(Reuters) - Eight people, including six children under the age of nine, died early Saturday when a fast-moving fire swept a two-story wood house in Charleston, West Virginia, in the worst house-fire death toll ever in the state’s capital city, officials said.
The dead included a woman who turned 26 on Saturday whose birthday was being celebrated Friday night at the house, Charleston Assistant Fire Chief Bob Sharp said.
Ten people were staying at the house when the fire was reported at 3:30 a.m. Saturday: two sisters in their 20s, a boyfriend of one of the sisters and seven children from 1 to 8 years old, officials said.
The seventh child, a boy, was in a hospital intensive care unit and “not doing great,” Sharp said, and the lone surviving adult, a woman who reported the fire, was “very traumatized” and taken to the hospital for treatment.
“This is the worst house fire in the history of Charleston and maybe in West Virginia,” Charleston Mayor Danny Jones told a news conference. “I don’t know of another house fire, anywhere, where eight people have died.”
Officials said the fire burned quickly and left many parts of the house intact, giving investigators confidence that they can determine what caused the fire.
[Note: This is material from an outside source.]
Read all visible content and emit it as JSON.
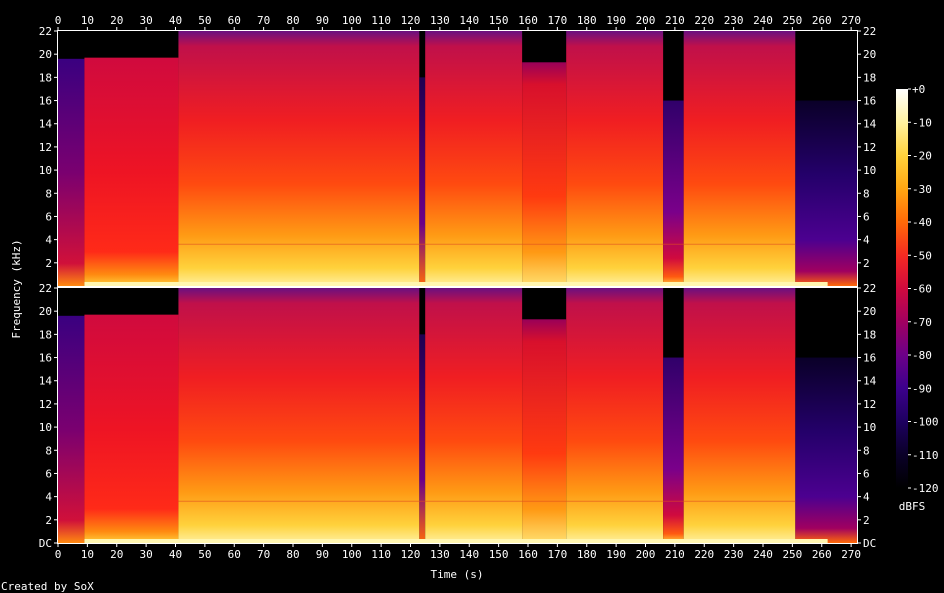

They believe they know where the fire started on the first floor of the rented house.
Authorities have no reason to suspect the fire was set, but have ruled nothing out in the investigation, Sharp said.
One working smoke detector was found in the house, on a kitchen counter, rather than on a ceiling where it would provide the best warning for residents in an emergency, Sharp said. Another smoke detector in a stairwell was not working, he said.
The deaths appeared to be from smoke inhalation — bodies were found still in sleeping positions in beds, by beds, on mattresses or couches, Sharp said.
The fire was under control within minutes after firefighters arrived and carried the children out of the house, where paramedics attempted to revive them, Sharp said.
A city building inspection was scheduled for late February at the house, which was rented, but the inspector was turned away and it was not completed, Sharp said. Inspectors can do 30 or 40 inspections a day and often must reschedule, he said.
Neighbors interviewed said the family had only lived in the house for a few months.
“I’d see the kids out riding tricycles,” said Evelyn Fazio, who lives on the same block. “It’s awful.” She said it’s a “quiet, good neighborhood.”
Reporting by Mary Wisniewski and David Bailey; editing by Dan Burns